If conventional engine oil is used, the oil must be changed every 5,000 miles and not at 10,000 miles as shown in the maintenance guide. This information is in the maintenance guide, the service writer is not wrong advising you of this.

Was the transmission case damaged as a result of an impact with debris on the road?


I am seriously questioning the diagnosis here. Unless you ran over a large rock or other object on the road, which cracked the transmission case, I am struggling to see how this alleged failure happened. If this was a collision with road debris, then insurance might be available to pay for a replacement transmission.

It is certainly believable that an engine which was knocking might have broken apart internally, and punctured the oil pan or even cracked the engine block. That would result in a large leak of engine oil and/or coolant, but not transmission fluid. Are you sure the fluid leaking is transmission fluid, not engine oil or coolant? Does the engine still start and run? Is the mechanic asking you to get rid of this car offering to buy it off of you?

Hello! I meant to respond earlier, sorry about that!

No, I personally never checked the oil level in any vehicle I’ve ever used. We almost always brought it to Valvoline for oil changes and anytime we did we asked about the oil level and were told there was still quite enough left inside. The 2013 Corolla takes full Synthetic oil, which is what I always got. Toyota recommends every 10k miles to change the oil for full synthetic, but the most we ever went was 7k miles before an oil change.

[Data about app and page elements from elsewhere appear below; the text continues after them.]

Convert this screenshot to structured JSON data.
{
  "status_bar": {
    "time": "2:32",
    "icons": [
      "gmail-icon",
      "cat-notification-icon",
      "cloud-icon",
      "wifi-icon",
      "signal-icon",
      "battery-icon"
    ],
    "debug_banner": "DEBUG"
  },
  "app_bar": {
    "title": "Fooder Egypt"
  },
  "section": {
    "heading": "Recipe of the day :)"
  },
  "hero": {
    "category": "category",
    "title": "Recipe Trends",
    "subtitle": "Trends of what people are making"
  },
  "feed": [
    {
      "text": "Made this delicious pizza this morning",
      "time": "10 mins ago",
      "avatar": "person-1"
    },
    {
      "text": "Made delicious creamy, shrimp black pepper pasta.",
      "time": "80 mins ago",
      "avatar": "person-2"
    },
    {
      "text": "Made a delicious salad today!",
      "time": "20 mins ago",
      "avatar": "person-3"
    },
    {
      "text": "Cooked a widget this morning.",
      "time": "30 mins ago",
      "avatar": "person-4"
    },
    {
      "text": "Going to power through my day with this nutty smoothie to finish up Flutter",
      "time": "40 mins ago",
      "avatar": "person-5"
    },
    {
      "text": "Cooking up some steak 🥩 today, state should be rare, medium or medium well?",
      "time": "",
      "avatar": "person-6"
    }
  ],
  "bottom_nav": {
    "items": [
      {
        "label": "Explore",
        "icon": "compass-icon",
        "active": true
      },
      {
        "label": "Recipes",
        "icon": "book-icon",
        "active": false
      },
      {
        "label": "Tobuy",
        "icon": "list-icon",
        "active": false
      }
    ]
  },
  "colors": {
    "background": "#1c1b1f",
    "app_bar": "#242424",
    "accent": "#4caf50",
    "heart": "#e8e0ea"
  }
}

It was the Toyota dealership mechanic (from the dealership where we purchased the car a few years years before) who suggested conventional oil could be to blame for the engine failure. His only other explanation was that maybe we had been driving the car rough, which also wasn’t the case.

To me it’s still a huge mystery. I just can’t understand what could have happened to this car. I grew up with Toyota’s my whole life which is the reason we bought the used corolla, because I know how reliable they are. It just seems crazy to me that we would have this many major issues with a car without any real cause to point to.

Those are all good questions!

The mechanic didn’t offer to buy the car from us. I have a pretty good radar for honesty and he seemed to me to be very trustworthy. His shop doesn’t even perform transmission work so he had nothing to gain. He said he was absolutely certain the transmission died because it had zero oil (or fuel? Sorry, my car terminology is weak) in it and that when he tried to replace it, it leaked out immediately. The car had been running with a dying engine for a while so this transmission issue was a new thing.

We also didn’t run over anything large that could have cracked anything.

I asked the mechanic for his honest opinion about what we should do and he said we could bring it to a shop that fixes transmissions, but it would be a few thousand and then if we have an engine issue on top that would make it much more money. He said in his opinion it’s not worth it.